:: What to produce ::
Beginning with the first line below, output every record verbatim and leave out the images.

:: Supplied information ::
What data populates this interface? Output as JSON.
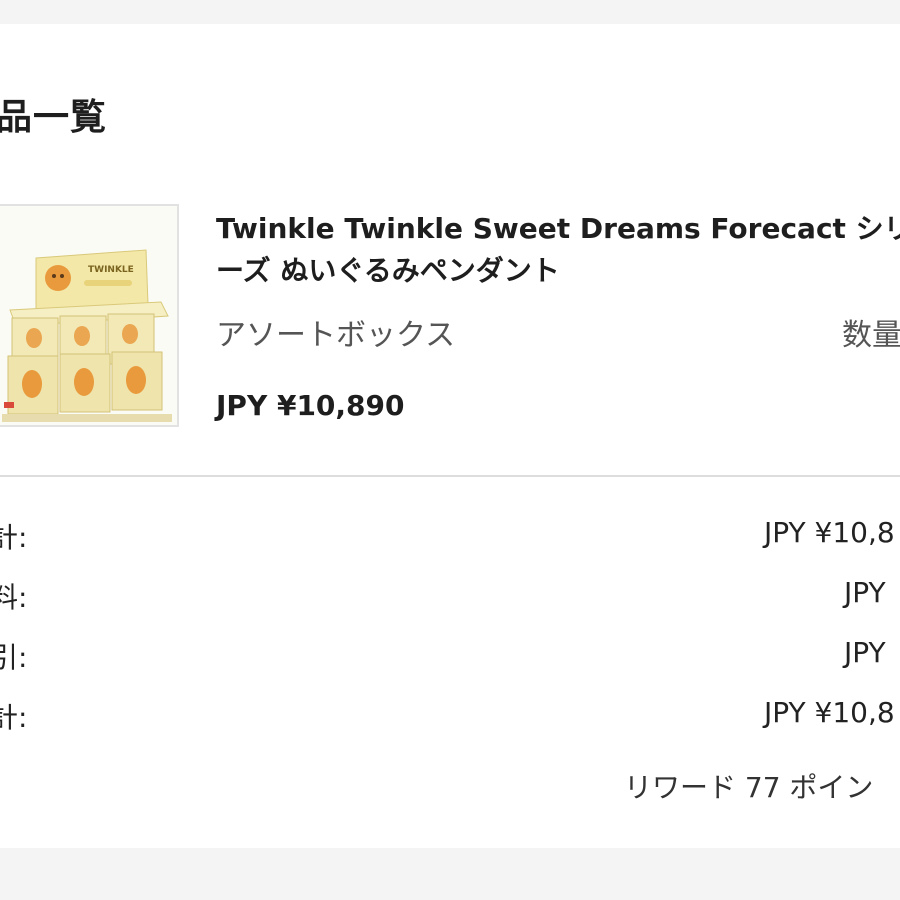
{
  "section": {
    "title": "品一覧"
  },
  "product": {
    "name": "Twinkle Twinkle Sweet Dreams Forecact シリーズ ぬいぐるみペンダント",
    "variant": "アソートボックス",
    "quantity_label": "数量",
    "price": "JPY ¥10,890",
    "image_text": "TWINKLE"
  },
  "summary": {
    "rows": [
      {
        "label": "計:",
        "value": "JPY ¥10,8"
      },
      {
        "label": "料:",
        "value": "JPY"
      },
      {
        "label": "引:",
        "value": "JPY"
      },
      {
        "label": "計:",
        "value": "JPY ¥10,8"
      }
    ],
    "reward": "リワード 77 ポイン"
  },
  "colors": {
    "background": "#f4f4f4",
    "card": "#ffffff",
    "divider": "#dddddd",
    "box_yellow": "#f2e7a6",
    "figure_orange": "#e89a3c"
  }
}
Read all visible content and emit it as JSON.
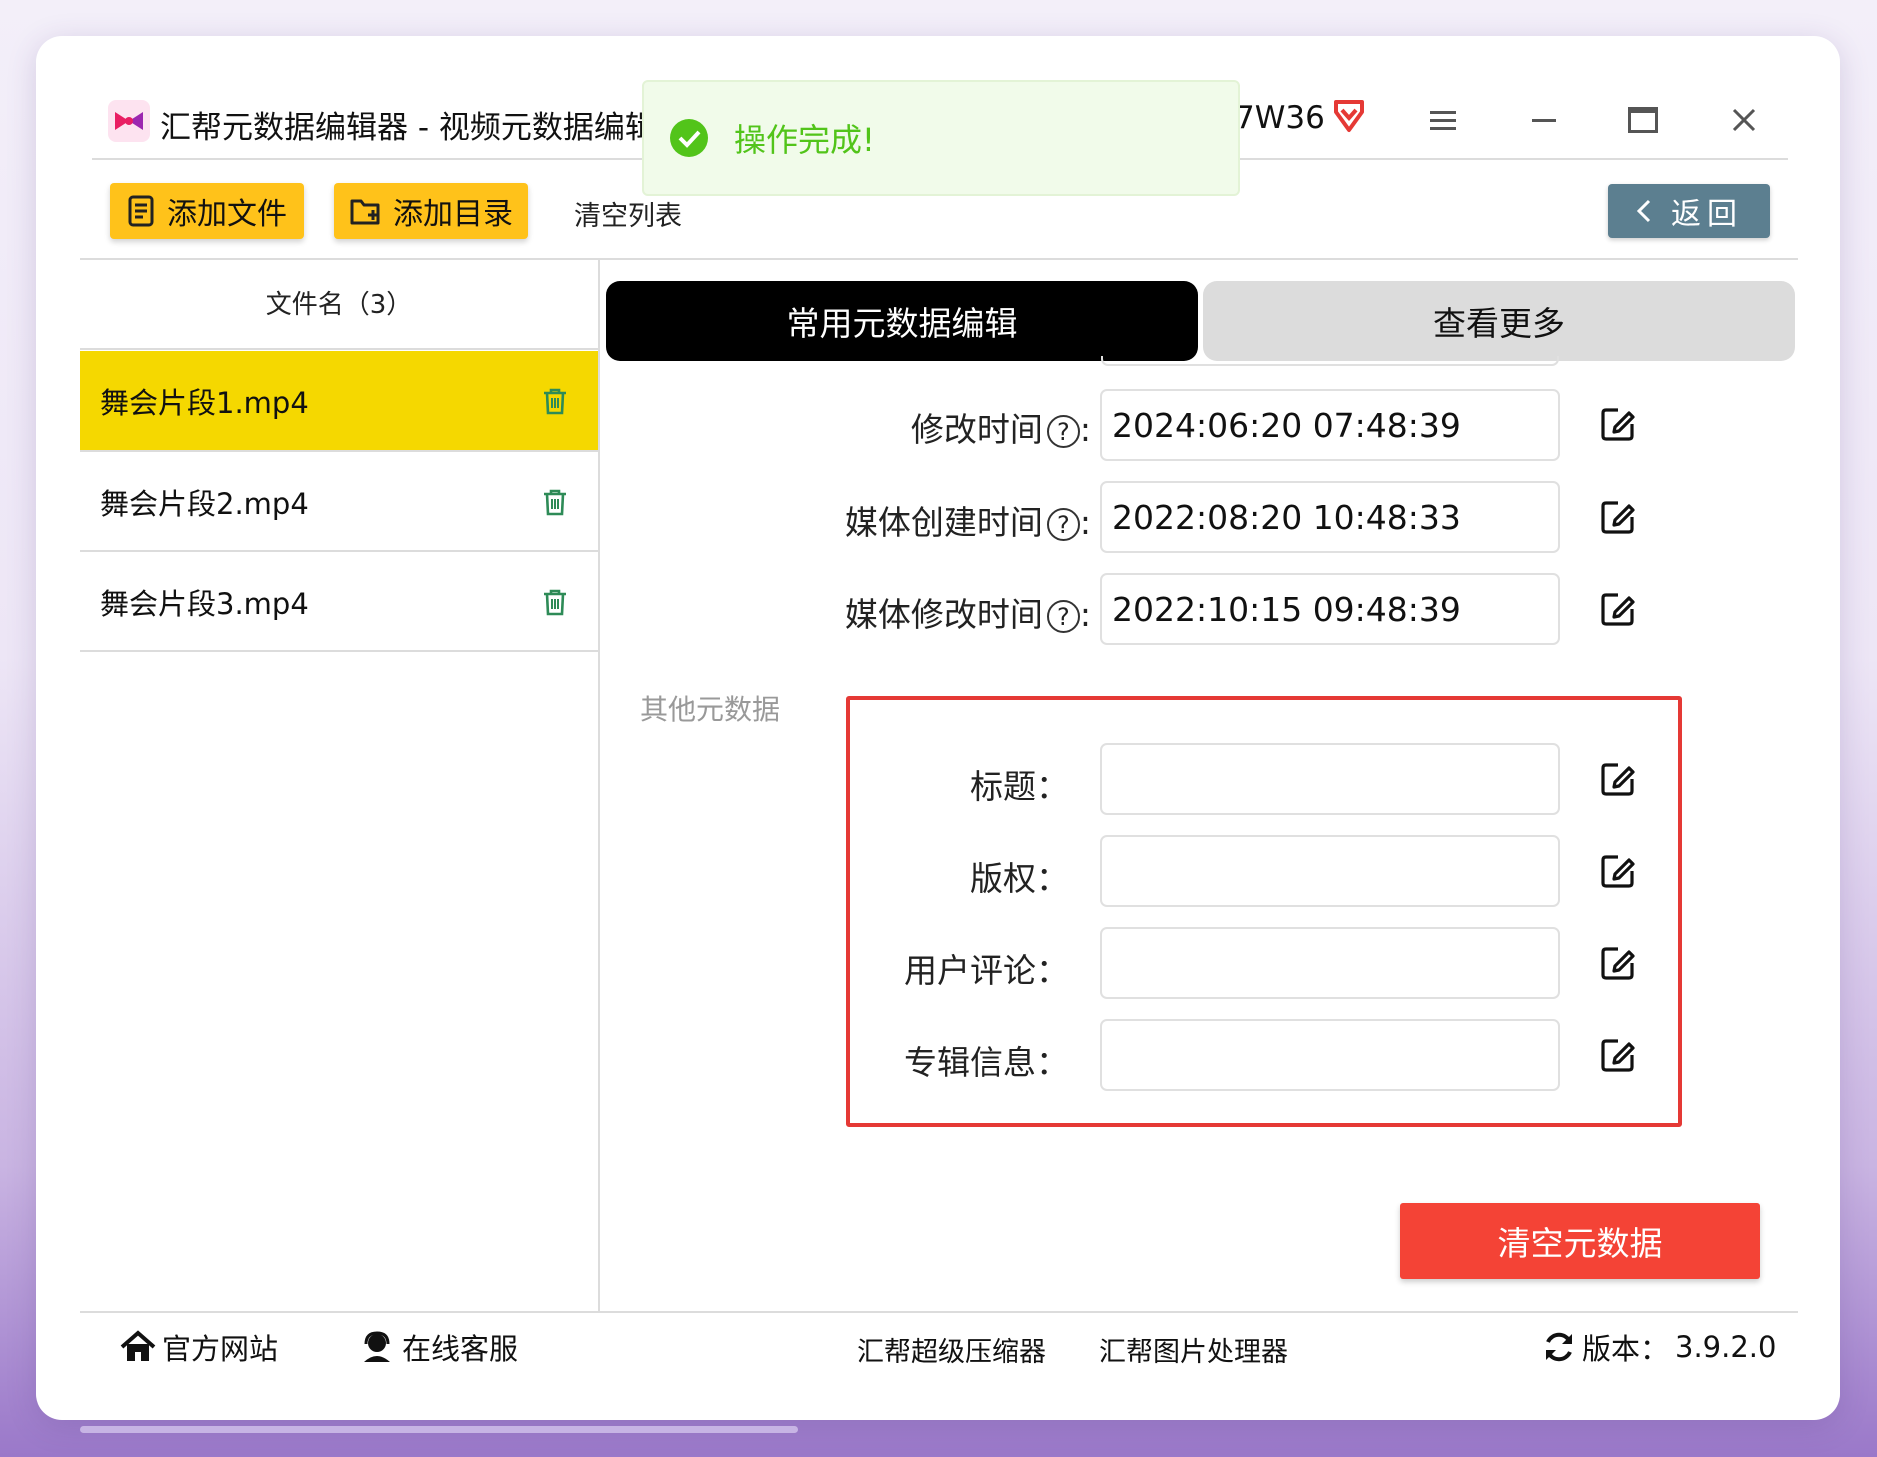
{
  "titlebar": {
    "app_title": "汇帮元数据编辑器 - 视频元数据编辑",
    "account_fragment": "7W36",
    "menu_icon": "hamburger-menu-icon",
    "minimize_icon": "minimize-icon",
    "maximize_icon": "maximize-icon",
    "close_icon": "close-icon",
    "vip_icon": "red-diamond-icon"
  },
  "toast": {
    "message": "操作完成!",
    "icon": "check-circle-icon",
    "color": "#52c41a"
  },
  "toolbar": {
    "add_file_label": "添加文件",
    "add_folder_label": "添加目录",
    "clear_list_label": "清空列表",
    "back_label": "返回"
  },
  "file_list": {
    "header": "文件名（3）",
    "items": [
      {
        "name": "舞会片段1.mp4",
        "selected": true
      },
      {
        "name": "舞会片段2.mp4",
        "selected": false
      },
      {
        "name": "舞会片段3.mp4",
        "selected": false
      }
    ]
  },
  "tabs": {
    "active": "常用元数据编辑",
    "inactive": "查看更多"
  },
  "time_fields": [
    {
      "label": "修改时间",
      "value": "2024:06:20 07:48:39"
    },
    {
      "label": "媒体创建时间",
      "value": "2022:08:20 10:48:33"
    },
    {
      "label": "媒体修改时间",
      "value": "2022:10:15 09:48:39"
    }
  ],
  "other_section": {
    "title": "其他元数据",
    "fields": [
      {
        "label": "标题：",
        "value": ""
      },
      {
        "label": "版权：",
        "value": ""
      },
      {
        "label": "用户评论：",
        "value": ""
      },
      {
        "label": "专辑信息：",
        "value": ""
      }
    ]
  },
  "clear_button_label": "清空元数据",
  "footer": {
    "website_label": "官方网站",
    "support_label": "在线客服",
    "compressor_label": "汇帮超级压缩器",
    "image_tool_label": "汇帮图片处理器",
    "version_label": "版本：",
    "version_value": "3.9.2.0"
  },
  "colors": {
    "accent_yellow": "#ffc21a",
    "selected_row": "#f5d800",
    "highlight_box": "#e53935",
    "clear_button": "#f44336",
    "back_button": "#5c7f90",
    "trash_icon": "#2e8b57"
  }
}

:: Exercise result ::
What data populates this interface? Output as JSON.
{
  "section": {
    "title": "品一覧"
  },
  "product": {
    "name": "Twinkle Twinkle Sweet Dreams Forecact シリーズ ぬいぐるみペンダント",
    "variant": "アソートボックス",
    "quantity_label": "数量",
    "price": "JPY ¥10,890",
    "image_text": "TWINKLE"
  },
  "summary": {
    "rows": [
      {
        "label": "計:",
        "value": "JPY ¥10,8"
      },
      {
        "label": "料:",
        "value": "JPY"
      },
      {
        "label": "引:",
        "value": "JPY"
      },
      {
        "label": "計:",
        "value": "JPY ¥10,8"
      }
    ],
    "reward": "リワード 77 ポイン"
  },
  "colors": {
    "background": "#f4f4f4",
    "card": "#ffffff",
    "divider": "#dddddd",
    "box_yellow": "#f2e7a6",
    "figure_orange": "#e89a3c"
  }
}
Read all visible content and emit it as JSON.
{
  "titlebar": {
    "app_title": "汇帮元数据编辑器 - 视频元数据编辑",
    "account_fragment": "7W36",
    "menu_icon": "hamburger-menu-icon",
    "minimize_icon": "minimize-icon",
    "maximize_icon": "maximize-icon",
    "close_icon": "close-icon",
    "vip_icon": "red-diamond-icon"
  },
  "toast": {
    "message": "操作完成!",
    "icon": "check-circle-icon",
    "color": "#52c41a"
  },
  "toolbar": {
    "add_file_label": "添加文件",
    "add_folder_label": "添加目录",
    "clear_list_label": "清空列表",
    "back_label": "返回"
  },
  "file_list": {
    "header": "文件名（3）",
    "items": [
      {
        "name": "舞会片段1.mp4",
        "selected": true
      },
      {
        "name": "舞会片段2.mp4",
        "selected": false
      },
      {
        "name": "舞会片段3.mp4",
        "selected": false
      }
    ]
  },
  "tabs": {
    "active": "常用元数据编辑",
    "inactive": "查看更多"
  },
  "time_fields": [
    {
      "label": "修改时间",
      "value": "2024:06:20 07:48:39"
    },
    {
      "label": "媒体创建时间",
      "value": "2022:08:20 10:48:33"
    },
    {
      "label": "媒体修改时间",
      "value": "2022:10:15 09:48:39"
    }
  ],
  "other_section": {
    "title": "其他元数据",
    "fields": [
      {
        "label": "标题：",
        "value": ""
      },
      {
        "label": "版权：",
        "value": ""
      },
      {
        "label": "用户评论：",
        "value": ""
      },
      {
        "label": "专辑信息：",
        "value": ""
      }
    ]
  },
  "clear_button_label": "清空元数据",
  "footer": {
    "website_label": "官方网站",
    "support_label": "在线客服",
    "compressor_label": "汇帮超级压缩器",
    "image_tool_label": "汇帮图片处理器",
    "version_label": "版本：",
    "version_value": "3.9.2.0"
  },
  "colors": {
    "accent_yellow": "#ffc21a",
    "selected_row": "#f5d800",
    "highlight_box": "#e53935",
    "clear_button": "#f44336",
    "back_button": "#5c7f90",
    "trash_icon": "#2e8b57"
  }
}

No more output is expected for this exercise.